image, in this case made with the Konica Minolta Maxxum 7D, and
put them together to compare the results from each of the applications.
There were subtle differences in internal contrast and saturation
and even less in color balance, but not enough to say one result
was better than another.
Likewise, I found with each software conversion option, whether Camera Raw
or BibblePro 4.3, I could adjust the image very close to the same maximum white
and black as well as close to the same mid-gray (brightness). However, once
I had made all the optimal adjustments and saved the file as a TIFF, there were
some subtle differences when I opened each image with Adobe's Photoshop
Elements 3.0. Some of the files converted and adjusted with Camera Raw, SilverFast
DC VLT, BibblePro 4.3, and Optics Pro Elite 3.0 required slightly different
amounts of tweaking with Photoshop Elements to be optimal for printing.
For instance, even though Camera Raw has its own histogram to optimize image
levels, when the Adobe files were opened and checked with Levels in Photoshop
Elements the image required further tightening of the gamut. The files converted
and adjusted with SilverFast DC VLT once opened in Photoshop Elements required
either no tweaking or very little. The files converted and adjusted with both
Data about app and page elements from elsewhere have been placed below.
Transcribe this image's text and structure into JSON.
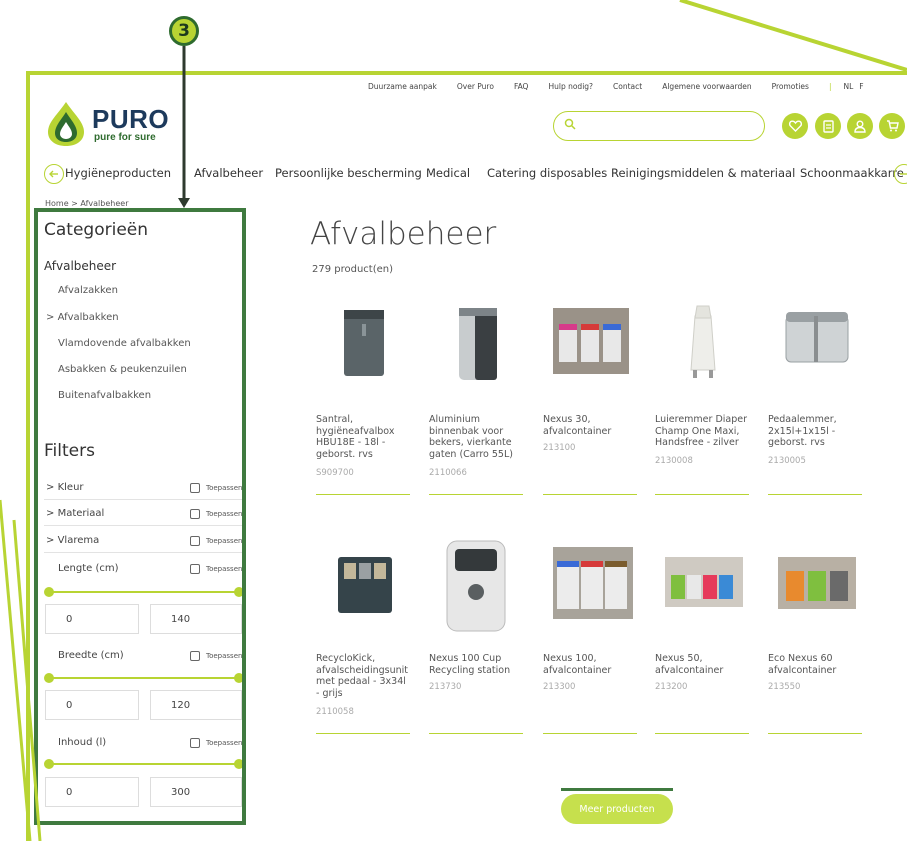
{
  "annotation": {
    "step_number": "3"
  },
  "utility_nav": [
    "Duurzame aanpak",
    "Over Puro",
    "FAQ",
    "Hulp nodig?",
    "Contact",
    "Algemene voorwaarden",
    "Promoties"
  ],
  "language": "NL",
  "language_cut": "F",
  "logo": {
    "name": "PURO",
    "tagline": "pure for sure"
  },
  "search": {
    "placeholder": "",
    "value": ""
  },
  "header_icons": [
    "heart-icon",
    "document-icon",
    "user-icon",
    "cart-icon"
  ],
  "category_nav": [
    "Hygiëneproducten",
    "Afvalbeheer",
    "Persoonlijke bescherming",
    "Medical",
    "Catering disposables",
    "Reinigingsmiddelen & materiaal",
    "Schoonmaakkarre"
  ],
  "breadcrumb": "Home > Afvalbeheer",
  "sidebar": {
    "title": "Categorieën",
    "main": "Afvalbeheer",
    "items": [
      "Afvalzakken",
      "Afvalbakken",
      "Vlamdovende afvalbakken",
      "Asbakken & peukenzuilen",
      "Buitenafvalbakken"
    ],
    "expanded_prefix": ">",
    "filters_title": "Filters",
    "filters": [
      {
        "label": "Kleur",
        "prefix": ">",
        "apply": "Toepassen"
      },
      {
        "label": "Materiaal",
        "prefix": ">",
        "apply": "Toepassen"
      },
      {
        "label": "Vlarema",
        "prefix": ">",
        "apply": "Toepassen"
      },
      {
        "label": "Lengte (cm)",
        "prefix": "",
        "apply": "Toepassen"
      },
      {
        "label": "Breedte (cm)",
        "prefix": "",
        "apply": "Toepassen"
      },
      {
        "label": "Inhoud (l)",
        "prefix": "",
        "apply": "Toepassen"
      }
    ],
    "ranges": [
      {
        "min": "0",
        "max": "140"
      },
      {
        "min": "0",
        "max": "120"
      },
      {
        "min": "0",
        "max": "300"
      }
    ]
  },
  "main": {
    "title": "Afvalbeheer",
    "count": "279 product(en)",
    "products": [
      {
        "name": "Santral, hygiëneafvalbox HBU18E - 18l - geborst. rvs",
        "code": "S909700"
      },
      {
        "name": "Aluminium binnenbak voor bekers, vierkante gaten (Carro 55L)",
        "code": "2110066"
      },
      {
        "name": "Nexus 30, afvalcontainer",
        "code": "213100"
      },
      {
        "name": "Luieremmer Diaper Champ One Maxi, Handsfree - zilver",
        "code": "2130008"
      },
      {
        "name": "Pedaalemmer, 2x15l+1x15l - geborst. rvs",
        "code": "2130005"
      },
      {
        "name": "RecycloKick, afvalscheidingsunit met pedaal - 3x34l - grijs",
        "code": "2110058"
      },
      {
        "name": "Nexus 100 Cup Recycling station",
        "code": "213730"
      },
      {
        "name": "Nexus 100, afvalcontainer",
        "code": "213300"
      },
      {
        "name": "Nexus 50, afvalcontainer",
        "code": "213200"
      },
      {
        "name": "Eco Nexus 60 afvalcontainer",
        "code": "213550"
      }
    ],
    "more_button": "Meer producten"
  },
  "colors": {
    "accent": "#b8d433",
    "dark_green": "#3f7a3f",
    "navy": "#1d3a5c"
  }
}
BibblePro 4.3 and Optics Pro Elite 3.0 were in between, usually requiring just
very little fine adjustment to be optimal.